Can be either directed or undirected

Can be either weighted or unweighted

Adjacency Matrix

Representation of a graph with O(V^2) Space. Weights can be included or not

By Convention, a vertex is usually connected to itself (but not always)

Edge List

Representation graph with O(v+e) space. Weights can be included or not.

Stores only the edges > More space efficient for sparse graph

More of a list than a matrix (like the adjacency matrix)

depth-first search

algorithm for searching a tree, tree structure, or graph

starts at root and explores as far as branches before backtracking

Breadth-first search

Used with a queue, process start node, put all the neighbors on the queue which are processed before any other nodes.

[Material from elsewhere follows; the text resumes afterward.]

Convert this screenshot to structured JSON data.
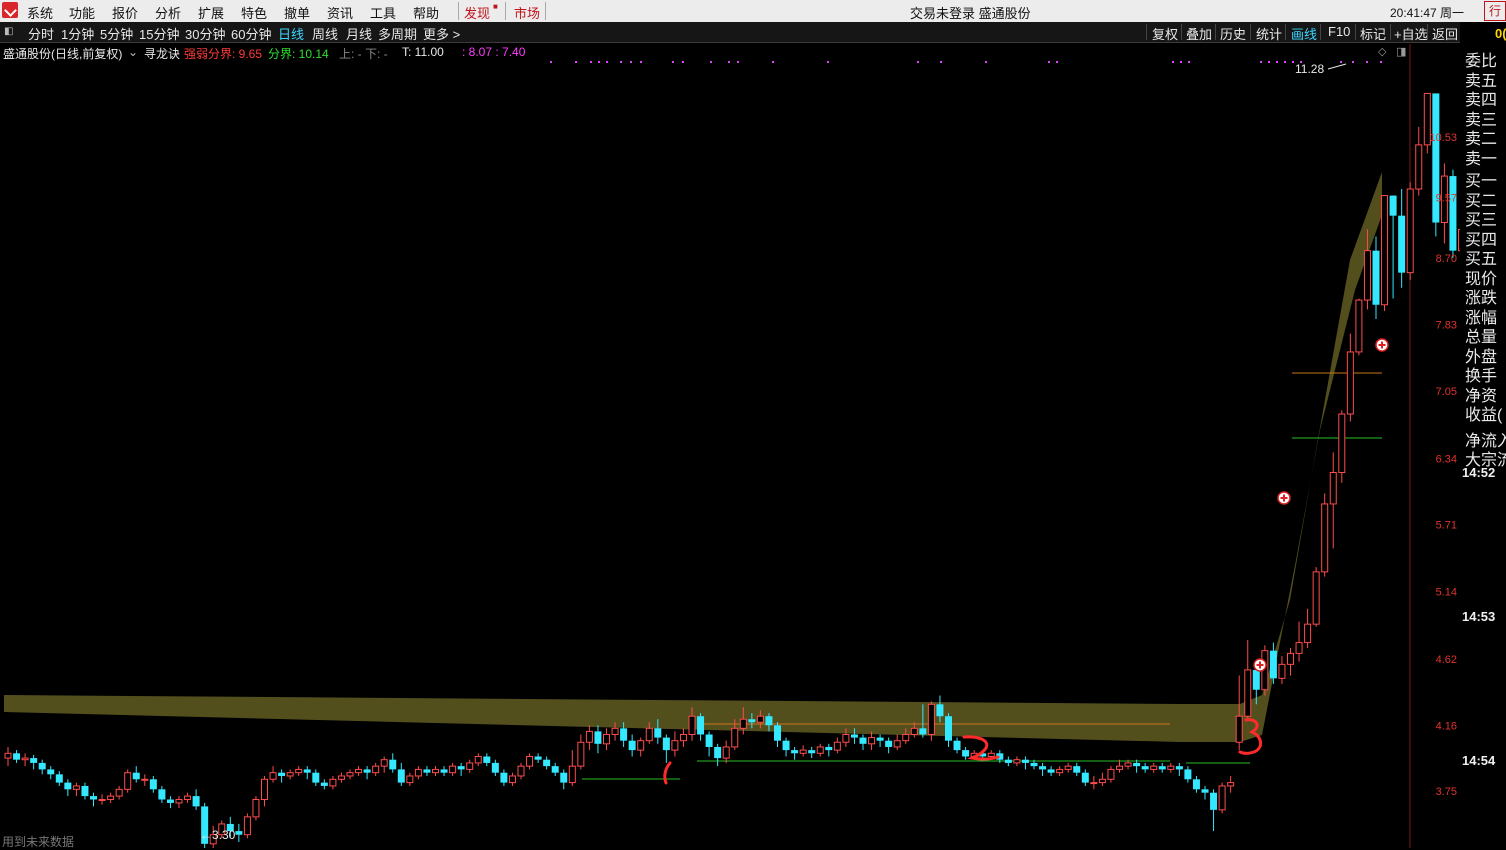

Neighbors of neighbors are then processed.

Traits of depth first search

Like a single person working a maze

Can take the wrong route and have to backtrack multiple times

May get lucky and find shortest route very quickly OR May get stuck going down an infinite path

Traits of breadth first search

Like a wave flowing through a maze

May not find goal quickly, but will always find it

Because it checks length 1, then 2, then 3, guaranteed to find shortest path (if it exists)

BFS will never get stuck on an infinite path

Dijkstra’s Algorithm

Given start vertex, graph and goal. Explores nodes in cost order. Records total cost to point at node, edge travelled to arrive. Overwrites these if arrived at again with smaller cost.

Open list initially start node, closed list initially empty.

Terminates when open list is empty. Start at goal and traverse back along edges.